Records from a data source
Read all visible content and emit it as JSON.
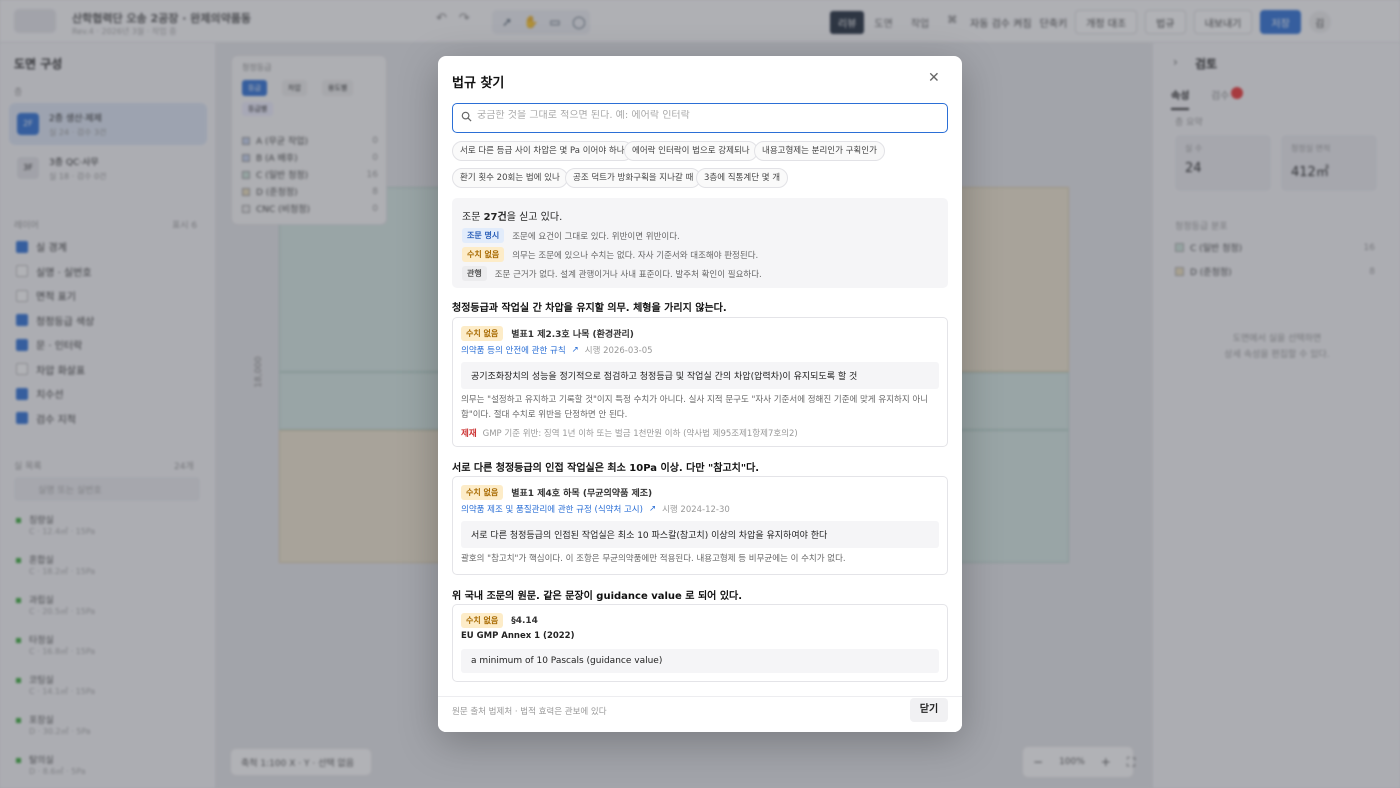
{
  "app": {
    "title": "산학협력단 오송 2공장 · 완제의약품동",
    "subtitle": "Rev.4 · 2026년 3월 · 작업 중",
    "mode_tabs": [
      "리뷰",
      "도면",
      "작업",
      "⌘"
    ],
    "autocheck": "자동 검수 켜짐",
    "shortcut": "단축키",
    "buttons": {
      "compare": "개정 대조",
      "law": "법규",
      "export": "내보내기",
      "save": "저장"
    },
    "user": "김"
  },
  "left_panel": {
    "title": "도면 구성",
    "floor_label": "층",
    "floors": [
      {
        "badge": "2F",
        "name": "2층 생산·제제",
        "meta": "실 24 · 검수 3건"
      },
      {
        "badge": "3F",
        "name": "3층 QC·사무",
        "meta": "실 18 · 검수 0건"
      }
    ],
    "layers_label": "레이어",
    "layers_meta": "표시 6",
    "layers": [
      {
        "name": "실 경계",
        "on": true
      },
      {
        "name": "실명 · 실번호",
        "on": false
      },
      {
        "name": "면적 표기",
        "on": false
      },
      {
        "name": "청정등급 색상",
        "on": true
      },
      {
        "name": "문 · 인터락",
        "on": true
      },
      {
        "name": "차압 화살표",
        "on": false
      },
      {
        "name": "치수선",
        "on": true
      },
      {
        "name": "검수 지적",
        "on": true
      }
    ],
    "rooms_label": "실 목록",
    "rooms_meta": "24개",
    "room_search_placeholder": "실명 또는 실번호",
    "rooms": [
      {
        "name": "칭량실",
        "meta": "C · 12.4㎡ · 15Pa"
      },
      {
        "name": "혼합실",
        "meta": "C · 18.2㎡ · 15Pa"
      },
      {
        "name": "과립실",
        "meta": "C · 20.5㎡ · 15Pa"
      },
      {
        "name": "타정실",
        "meta": "C · 16.8㎡ · 15Pa"
      },
      {
        "name": "코팅실",
        "meta": "C · 14.1㎡ · 15Pa"
      },
      {
        "name": "포장실",
        "meta": "D · 30.2㎡ · 5Pa"
      },
      {
        "name": "탈의실",
        "meta": "D · 8.6㎡ · 5Pa"
      }
    ]
  },
  "canvas": {
    "legend_title": "청정등급",
    "legend_tabs": [
      "등급",
      "차압",
      "용도별"
    ],
    "legend_sel": "등급별",
    "legend": [
      {
        "name": "A (무균 작업)",
        "count": "0",
        "color": "#c7d4f0"
      },
      {
        "name": "B (A 배후)",
        "count": "0",
        "color": "#c7d4f0"
      },
      {
        "name": "C (일반 청정)",
        "count": "16",
        "color": "#cfe6dc"
      },
      {
        "name": "D (준청정)",
        "count": "8",
        "color": "#efe1bd"
      },
      {
        "name": "CNC (비청정)",
        "count": "0",
        "color": "#eeeeee"
      }
    ],
    "dim_label": "18,000",
    "status": {
      "scale": "축척 1:100",
      "xy": "X · Y ·",
      "sel": "선택 없음"
    },
    "zoom": "100%"
  },
  "right_panel": {
    "title": "검토",
    "tabs": [
      "속성",
      "검수"
    ],
    "summary_label": "층 요약",
    "cards": [
      {
        "k": "실 수",
        "v": "24"
      },
      {
        "k": "청정실 면적",
        "v": "412㎡"
      }
    ],
    "dist_label": "청정등급 분포",
    "dist": [
      {
        "name": "C (일반 청정)",
        "count": "16",
        "color": "#cfe6dc"
      },
      {
        "name": "D (준청정)",
        "count": "8",
        "color": "#efe1bd"
      }
    ],
    "hint1": "도면에서 실을 선택하면",
    "hint2": "상세 속성을 편집할 수 있다."
  },
  "modal": {
    "title": "법규 찾기",
    "search_placeholder": "궁금한 것을 그대로 적으면 된다. 예: 에어락 인터락",
    "chips": [
      "서로 다른 등급 사이 차압은 몇 Pa 이어야 하나",
      "에어락 인터락이 법으로 강제되나",
      "내용고형제는 분리인가 구획인가",
      "환기 횟수 20회는 법에 있나",
      "공조 덕트가 방화구획을 지나갈 때",
      "3층에 직통계단 몇 개"
    ],
    "summary": {
      "prefix": "조문 ",
      "count": "27건",
      "suffix": "을 싣고 있다.",
      "rows": [
        {
          "tag": "조문 명시",
          "text": "조문에 요건이 그대로 있다. 위반이면 위반이다."
        },
        {
          "tag": "수치 없음",
          "text": "의무는 조문에 있으나 수치는 없다. 자사 기준서와 대조해야 판정된다."
        },
        {
          "tag": "관행",
          "text": "조문 근거가 없다. 설계 관행이거나 사내 표준이다. 발주처 확인이 필요하다."
        }
      ]
    },
    "sections": [
      {
        "title": "청정등급과 작업실 간 차압을 유지할 의무. 체형을 가리지 않는다.",
        "tag": "수치 없음",
        "ref": "별표1 제2.3호 나목 (환경관리)",
        "law": "의약품 등의 안전에 관한 규칙",
        "date": "시행 2026-03-05",
        "quote": "공기조화장치의 성능을 정기적으로 점검하고 청정등급 및 작업실 간의 차압(압력차)이 유지되도록 할 것",
        "note": "의무는 \"설정하고 유지하고 기록할 것\"이지 특정 수치가 아니다. 실사 지적 문구도 \"자사 기준서에 정해진 기준에 맞게 유지하지 아니함\"이다. 절대 수치로 위반을 단정하면 안 된다.",
        "penalty_label": "제재",
        "penalty": "GMP 기준 위반: 징역 1년 이하 또는 벌금 1천만원 이하 (약사법 제95조제1항제7호의2)"
      },
      {
        "title": "서로 다른 청정등급의 인접 작업실은 최소 10Pa 이상. 다만 \"참고치\"다.",
        "tag": "수치 없음",
        "ref": "별표1 제4호 하목 (무균의약품 제조)",
        "law": "의약품 제조 및 품질관리에 관한 규정 (식약처 고시)",
        "date": "시행 2024-12-30",
        "quote": "서로 다른 청정등급의 인접된 작업실은 최소 10 파스칼(참고치) 이상의 차압을 유지하여야 한다",
        "note": "괄호의 \"참고치\"가 핵심이다. 이 조항은 무균의약품에만 적용된다. 내용고형제 등 비무균에는 이 수치가 없다."
      },
      {
        "title": "위 국내 조문의 원문. 같은 문장이 guidance value 로 되어 있다.",
        "tag": "수치 없음",
        "ref": "§4.14",
        "law": "EU GMP Annex 1 (2022)",
        "quote": "a minimum of 10 Pascals (guidance value)"
      }
    ],
    "footer_note": "원문 출처 법제처 · 법적 효력은 관보에 있다",
    "close_label": "닫기"
  }
}
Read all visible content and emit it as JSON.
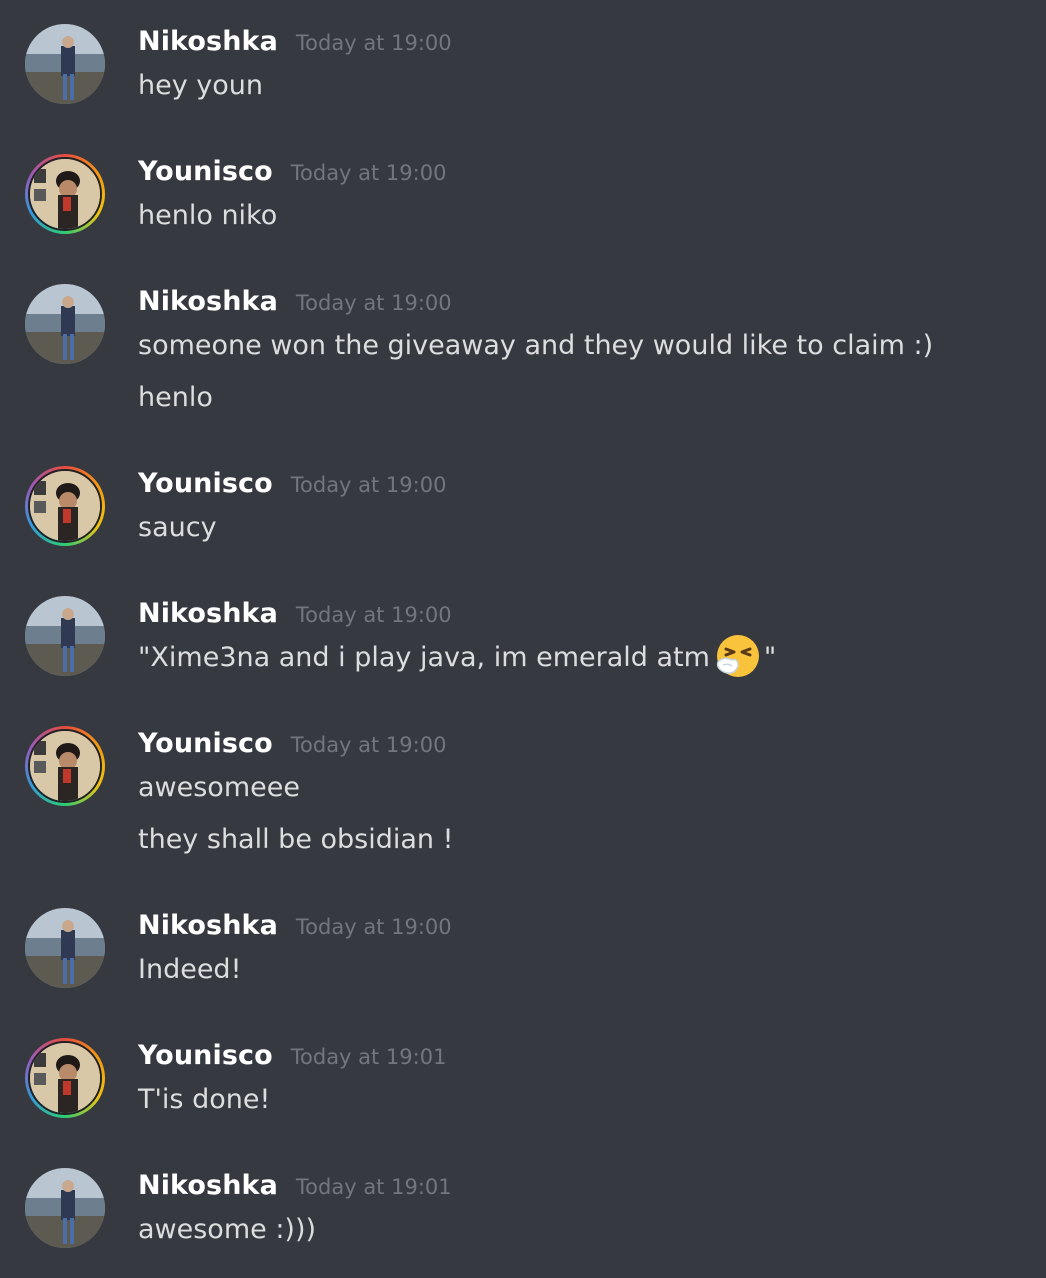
{
  "users": {
    "nikoshka": "Nikoshka",
    "younisco": "Younisco"
  },
  "messages": [
    {
      "author": "Nikoshka",
      "time": "Today at 19:00",
      "lines": [
        "hey youn"
      ]
    },
    {
      "author": "Younisco",
      "time": "Today at 19:00",
      "lines": [
        "henlo niko"
      ]
    },
    {
      "author": "Nikoshka",
      "time": "Today at 19:00",
      "lines": [
        "someone won the giveaway and they would like to claim :)",
        "henlo"
      ]
    },
    {
      "author": "Younisco",
      "time": "Today at 19:00",
      "lines": [
        "saucy"
      ]
    },
    {
      "author": "Nikoshka",
      "time": "Today at 19:00",
      "lines": [
        "\"Xime3na and i play java, im emerald atm",
        "\""
      ],
      "emoji": "sneezing-face-emoji"
    },
    {
      "author": "Younisco",
      "time": "Today at 19:00",
      "lines": [
        "awesomeee",
        "they shall be obsidian !"
      ]
    },
    {
      "author": "Nikoshka",
      "time": "Today at 19:00",
      "lines": [
        "Indeed!"
      ]
    },
    {
      "author": "Younisco",
      "time": "Today at 19:01",
      "lines": [
        "T'is done!"
      ]
    },
    {
      "author": "Nikoshka",
      "time": "Today at 19:01",
      "lines": [
        "awesome :)))"
      ]
    }
  ],
  "colors": {
    "background": "#36393f",
    "username": "#ffffff",
    "timestamp": "#72767d",
    "text": "#dcddde"
  }
}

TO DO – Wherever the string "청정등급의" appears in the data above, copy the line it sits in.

RESULT –
        "title": "서로 다른 청정등급의 인접 작업실은 최소 10Pa 이상. 다만 \"참고치\"다.",
        "quote": "서로 다른 청정등급의 인접된 작업실은 최소 10 파스칼(참고치) 이상의 차압을 유지하여야 한다",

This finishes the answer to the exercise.